A kaleidoscope is an optical instrument that presents an ever-changing view for those looking through it.  In many ways, this reminds me of life as a real estate developer in Pennsylvania.  The approval process landscape is ever-changing from project to project and municipality to municipality.  With every twist of the land use kaleidoscope the path to a successful project looks a little (or a lot) different than the last one.

There are approximately 2,500 municipalities in Pennsylvania.  Between 2,100 and 2,200 have their own set of zoning regulations – each different than the other – that shape how land can be developed in that municipality.  Think of those zoning regulations as one color of glass inside the kaleidoscope.  But picture looking through that kaleidoscope you had as a child – there are multiple colors, right?

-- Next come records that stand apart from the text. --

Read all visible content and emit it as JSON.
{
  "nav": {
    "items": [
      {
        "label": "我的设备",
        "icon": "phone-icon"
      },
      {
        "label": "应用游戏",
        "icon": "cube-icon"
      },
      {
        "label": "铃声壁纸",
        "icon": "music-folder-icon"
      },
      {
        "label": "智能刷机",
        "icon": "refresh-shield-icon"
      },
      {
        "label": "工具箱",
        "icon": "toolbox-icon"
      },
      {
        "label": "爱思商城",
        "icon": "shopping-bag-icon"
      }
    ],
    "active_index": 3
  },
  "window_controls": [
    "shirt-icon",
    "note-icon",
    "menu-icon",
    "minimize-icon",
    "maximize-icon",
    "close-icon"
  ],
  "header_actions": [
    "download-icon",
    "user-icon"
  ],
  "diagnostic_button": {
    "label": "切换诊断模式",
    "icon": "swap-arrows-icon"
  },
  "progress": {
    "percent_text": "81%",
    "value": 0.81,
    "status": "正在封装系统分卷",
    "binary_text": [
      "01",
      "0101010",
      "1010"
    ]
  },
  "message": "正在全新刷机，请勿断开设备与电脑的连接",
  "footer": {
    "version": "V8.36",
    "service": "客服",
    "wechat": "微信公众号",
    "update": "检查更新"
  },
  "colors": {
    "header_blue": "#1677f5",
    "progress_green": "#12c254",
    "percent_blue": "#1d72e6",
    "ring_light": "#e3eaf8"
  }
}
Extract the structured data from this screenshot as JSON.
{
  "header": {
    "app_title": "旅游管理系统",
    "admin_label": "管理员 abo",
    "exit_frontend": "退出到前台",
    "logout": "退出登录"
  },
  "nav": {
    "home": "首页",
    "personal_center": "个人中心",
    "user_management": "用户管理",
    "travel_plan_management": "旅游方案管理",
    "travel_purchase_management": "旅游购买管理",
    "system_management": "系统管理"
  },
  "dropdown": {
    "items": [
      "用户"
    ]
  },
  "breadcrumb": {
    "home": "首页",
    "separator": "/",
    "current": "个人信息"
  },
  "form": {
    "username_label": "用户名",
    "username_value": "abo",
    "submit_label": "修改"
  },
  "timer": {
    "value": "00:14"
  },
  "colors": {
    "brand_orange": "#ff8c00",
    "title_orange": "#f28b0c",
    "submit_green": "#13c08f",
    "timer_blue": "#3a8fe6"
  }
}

Each of those 2,100 to 2,200 municipalities has its own set of elected and appointed decision-makers sitting on governing bodies, planning commissions and zoning hearing boards.  All those officials add another color spinning around inside the kaleidoscope.  In addition to the elected and appointed officials, there are municipal staff members (e.g. zoning officers, managers, engineers) who are yet another color of glass in our land use kaleidoscope.

But the rainbow does not stop there.  There are varying degrees of public activism in those municipalities (magnified everyday by the popularity of social media).  These neighborhood groups and growth “watchdogs” add yet another color of glass.

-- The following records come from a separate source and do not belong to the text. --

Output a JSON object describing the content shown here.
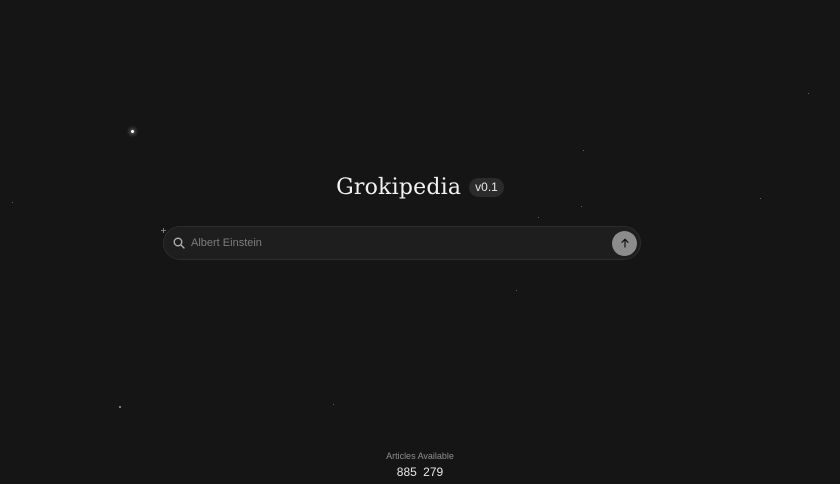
{
  "brand": {
    "title": "Grokipedia",
    "version": "v0.1"
  },
  "search": {
    "placeholder": "Albert Einstein",
    "value": "",
    "search_icon": "search-icon",
    "submit_icon": "arrow-up-icon"
  },
  "stats": {
    "label": "Articles Available",
    "count": "885 279"
  },
  "colors": {
    "background": "#151515",
    "search_background": "#1e1e1e",
    "submit_button": "#8c8c8c",
    "text": "#f2f2f2",
    "muted_text": "#8e8e8e"
  }
}
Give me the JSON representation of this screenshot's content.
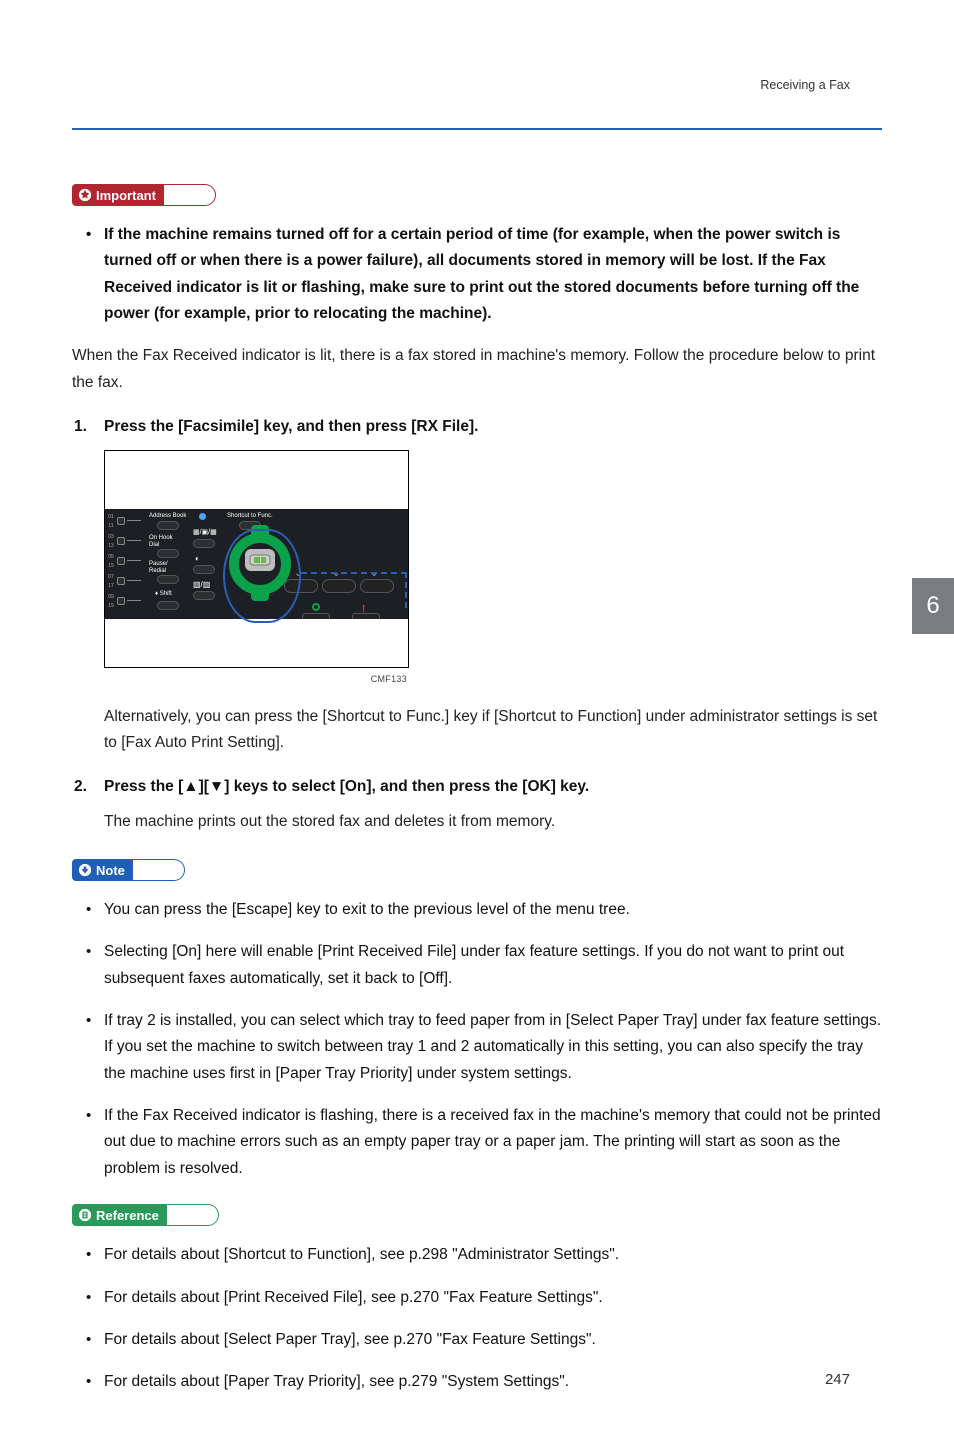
{
  "header": {
    "running_title": "Receiving a Fax"
  },
  "side_tab": "6",
  "page_number": "247",
  "callouts": {
    "important_label": "Important",
    "note_label": "Note",
    "reference_label": "Reference"
  },
  "important": {
    "items": [
      "If the machine remains turned off for a certain period of time (for example, when the power switch is turned off or when there is a power failure), all documents stored in memory will be lost. If the Fax Received indicator is lit or flashing, make sure to print out the stored documents before turning off the power (for example, prior to relocating the machine)."
    ]
  },
  "intro_paragraph": "When the Fax Received indicator is lit, there is a fax stored in machine's memory. Follow the procedure below to print the fax.",
  "steps": [
    {
      "num": "1.",
      "heading": "Press the [Facsimile] key, and then press [RX File].",
      "after_figure_text": "Alternatively, you can press the [Shortcut to Func.] key if [Shortcut to Function] under administrator settings is set to [Fax Auto Print Setting].",
      "figure_caption": "CMF133"
    },
    {
      "num": "2.",
      "heading": "Press the [▲][▼] keys to select [On], and then press the [OK] key.",
      "body": "The machine prints out the stored fax and deletes it from memory."
    }
  ],
  "notes": [
    "You can press the [Escape] key to exit to the previous level of the menu tree.",
    "Selecting [On] here will enable [Print Received File] under fax feature settings. If you do not want to print out subsequent faxes automatically, set it back to [Off].",
    "If tray 2 is installed, you can select which tray to feed paper from in [Select Paper Tray] under fax feature settings. If you set the machine to switch between tray 1 and 2 automatically in this setting, you can also specify the tray the machine uses first in [Paper Tray Priority] under system settings.",
    "If the Fax Received indicator is flashing, there is a received fax in the machine's memory that could not be printed out due to machine errors such as an empty paper tray or a paper jam. The printing will start as soon as the problem is resolved."
  ],
  "references": [
    "For details about [Shortcut to Function], see p.298 \"Administrator Settings\".",
    "For details about [Print Received File], see p.270 \"Fax Feature Settings\".",
    "For details about [Select Paper Tray], see p.270 \"Fax Feature Settings\".",
    "For details about [Paper Tray Priority], see p.279 \"System Settings\"."
  ],
  "panel_labels": {
    "address_book": "Address Book",
    "on_hook": "On Hook\nDial",
    "pause_redial": "Pause/\nRedial",
    "shift": "Shift",
    "shortcut": "Shortcut to Func."
  }
}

Last but not least are the customs and practices that exist and influence the land use approval process in each of those municipalities.  Usually, those customs and practices are not written anywhere and, instead, we hear: “Well, that’s how we’ve always done it here”.  Handed down from chair to chair, the unwritten rules add yet another color to our kaleidoscope.

How can developers and property owners be expected to see clearly through the kaleidoscope?  Quite frankly, they cannot in many cases.  When the glass inside reflects the colors in a way that creates too many obstacles to a successful project, the prudent developer or property owner engages land use professionals who can help give the kaleidoscope a little turn.

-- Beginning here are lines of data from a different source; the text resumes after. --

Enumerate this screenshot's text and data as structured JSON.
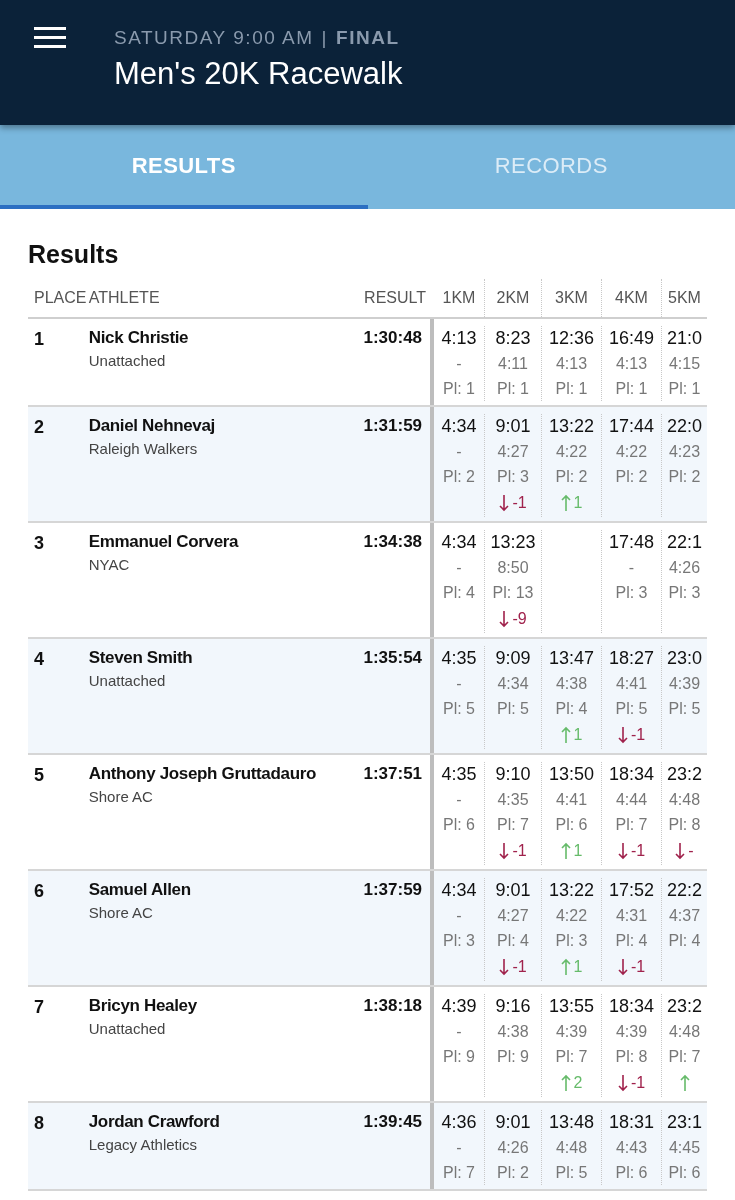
{
  "header": {
    "schedule": "SATURDAY 9:00 AM",
    "separator": "|",
    "status": "FINAL",
    "title": "Men's 20K Racewalk"
  },
  "tabs": [
    {
      "label": "RESULTS",
      "selected": true
    },
    {
      "label": "RECORDS",
      "selected": false
    }
  ],
  "section_title": "Results",
  "table": {
    "columns": {
      "place": "PLACE",
      "athlete": "ATHLETE",
      "result": "RESULT",
      "splits": [
        "1KM",
        "2KM",
        "3KM",
        "4KM",
        "5KM"
      ]
    },
    "rows": [
      {
        "place": "1",
        "name": "Nick Christie",
        "team": "Unattached",
        "result": "1:30:48",
        "splits": [
          {
            "kind": "split",
            "time": "4:13",
            "lap": "-",
            "pl": "Pl: 1"
          },
          {
            "kind": "split",
            "time": "8:23",
            "lap": "4:11",
            "pl": "Pl: 1"
          },
          {
            "kind": "split",
            "time": "12:36",
            "lap": "4:13",
            "pl": "Pl: 1"
          },
          {
            "kind": "split",
            "time": "16:49",
            "lap": "4:13",
            "pl": "Pl: 1"
          },
          {
            "kind": "split",
            "time": "21:0",
            "lap": "4:15",
            "pl": "Pl: 1"
          }
        ]
      },
      {
        "place": "2",
        "name": "Daniel Nehnevaj",
        "team": "Raleigh Walkers",
        "result": "1:31:59",
        "splits": [
          {
            "kind": "split",
            "time": "4:34",
            "lap": "-",
            "pl": "Pl: 2"
          },
          {
            "kind": "split",
            "time": "9:01",
            "lap": "4:27",
            "pl": "Pl: 3",
            "change": {
              "rising": false,
              "text": "-1"
            }
          },
          {
            "kind": "split",
            "time": "13:22",
            "lap": "4:22",
            "pl": "Pl: 2",
            "change": {
              "rising": true,
              "text": "1"
            }
          },
          {
            "kind": "split",
            "time": "17:44",
            "lap": "4:22",
            "pl": "Pl: 2"
          },
          {
            "kind": "split",
            "time": "22:0",
            "lap": "4:23",
            "pl": "Pl: 2"
          }
        ]
      },
      {
        "place": "3",
        "name": "Emmanuel Corvera",
        "team": "NYAC",
        "result": "1:34:38",
        "splits": [
          {
            "kind": "split",
            "time": "4:34",
            "lap": "-",
            "pl": "Pl: 4"
          },
          {
            "kind": "split",
            "time": "13:23",
            "lap": "8:50",
            "pl": "Pl: 13",
            "change": {
              "rising": false,
              "text": "-9"
            }
          },
          {
            "kind": "missing"
          },
          {
            "kind": "split",
            "time": "17:48",
            "lap": "-",
            "pl": "Pl: 3"
          },
          {
            "kind": "split",
            "time": "22:1",
            "lap": "4:26",
            "pl": "Pl: 3"
          }
        ]
      },
      {
        "place": "4",
        "name": "Steven Smith",
        "team": "Unattached",
        "result": "1:35:54",
        "splits": [
          {
            "kind": "split",
            "time": "4:35",
            "lap": "-",
            "pl": "Pl: 5"
          },
          {
            "kind": "split",
            "time": "9:09",
            "lap": "4:34",
            "pl": "Pl: 5"
          },
          {
            "kind": "split",
            "time": "13:47",
            "lap": "4:38",
            "pl": "Pl: 4",
            "change": {
              "rising": true,
              "text": "1"
            }
          },
          {
            "kind": "split",
            "time": "18:27",
            "lap": "4:41",
            "pl": "Pl: 5",
            "change": {
              "rising": false,
              "text": "-1"
            }
          },
          {
            "kind": "split",
            "time": "23:0",
            "lap": "4:39",
            "pl": "Pl: 5"
          }
        ]
      },
      {
        "place": "5",
        "name": "Anthony Joseph Gruttadauro",
        "team": "Shore AC",
        "result": "1:37:51",
        "splits": [
          {
            "kind": "split",
            "time": "4:35",
            "lap": "-",
            "pl": "Pl: 6"
          },
          {
            "kind": "split",
            "time": "9:10",
            "lap": "4:35",
            "pl": "Pl: 7",
            "change": {
              "rising": false,
              "text": "-1"
            }
          },
          {
            "kind": "split",
            "time": "13:50",
            "lap": "4:41",
            "pl": "Pl: 6",
            "change": {
              "rising": true,
              "text": "1"
            }
          },
          {
            "kind": "split",
            "time": "18:34",
            "lap": "4:44",
            "pl": "Pl: 7",
            "change": {
              "rising": false,
              "text": "-1"
            }
          },
          {
            "kind": "split",
            "time": "23:2",
            "lap": "4:48",
            "pl": "Pl: 8",
            "change": {
              "rising": false,
              "text": "-"
            }
          }
        ]
      },
      {
        "place": "6",
        "name": "Samuel Allen",
        "team": "Shore AC",
        "result": "1:37:59",
        "splits": [
          {
            "kind": "split",
            "time": "4:34",
            "lap": "-",
            "pl": "Pl: 3"
          },
          {
            "kind": "split",
            "time": "9:01",
            "lap": "4:27",
            "pl": "Pl: 4",
            "change": {
              "rising": false,
              "text": "-1"
            }
          },
          {
            "kind": "split",
            "time": "13:22",
            "lap": "4:22",
            "pl": "Pl: 3",
            "change": {
              "rising": true,
              "text": "1"
            }
          },
          {
            "kind": "split",
            "time": "17:52",
            "lap": "4:31",
            "pl": "Pl: 4",
            "change": {
              "rising": false,
              "text": "-1"
            }
          },
          {
            "kind": "split",
            "time": "22:2",
            "lap": "4:37",
            "pl": "Pl: 4"
          }
        ]
      },
      {
        "place": "7",
        "name": "Bricyn Healey",
        "team": "Unattached",
        "result": "1:38:18",
        "splits": [
          {
            "kind": "split",
            "time": "4:39",
            "lap": "-",
            "pl": "Pl: 9"
          },
          {
            "kind": "split",
            "time": "9:16",
            "lap": "4:38",
            "pl": "Pl: 9"
          },
          {
            "kind": "split",
            "time": "13:55",
            "lap": "4:39",
            "pl": "Pl: 7",
            "change": {
              "rising": true,
              "text": "2"
            }
          },
          {
            "kind": "split",
            "time": "18:34",
            "lap": "4:39",
            "pl": "Pl: 8",
            "change": {
              "rising": false,
              "text": "-1"
            }
          },
          {
            "kind": "split",
            "time": "23:2",
            "lap": "4:48",
            "pl": "Pl: 7",
            "change": {
              "rising": true
            }
          }
        ]
      },
      {
        "place": "8",
        "name": "Jordan Crawford",
        "team": "Legacy Athletics",
        "result": "1:39:45",
        "splits": [
          {
            "kind": "split",
            "time": "4:36",
            "lap": "-",
            "pl": "Pl: 7"
          },
          {
            "kind": "split",
            "time": "9:01",
            "lap": "4:26",
            "pl": "Pl: 2"
          },
          {
            "kind": "split",
            "time": "13:48",
            "lap": "4:48",
            "pl": "Pl: 5"
          },
          {
            "kind": "split",
            "time": "18:31",
            "lap": "4:43",
            "pl": "Pl: 6"
          },
          {
            "kind": "split",
            "time": "23:1",
            "lap": "4:45",
            "pl": "Pl: 6"
          }
        ]
      }
    ]
  }
}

With every turn comes a new image inside the kaleidoscope.  Twisting the kaleidoscope to the right, a grass roots or government relations team helps provide an accurate narrative to decision makers.  A legal matter arises and a twist to the left is needed; McNees is engaged to seek zoning relief, draft a text amendment, or facilitate public and neighborhood meetings.  With one final twist, a traffic engineer is engaged to work out an access issue or an environmental engineer solves a wetlands matter.  In each case, the only difference between the kaleidoscope you had as a child and the one you may look through as a developer or property owner is that with our help you can control the image that otherwise would appear to change randomly.

Please contact any member of the McNees Wallace & Nurick Land Use Group with questions regarding this post or for assistance with any land use issues.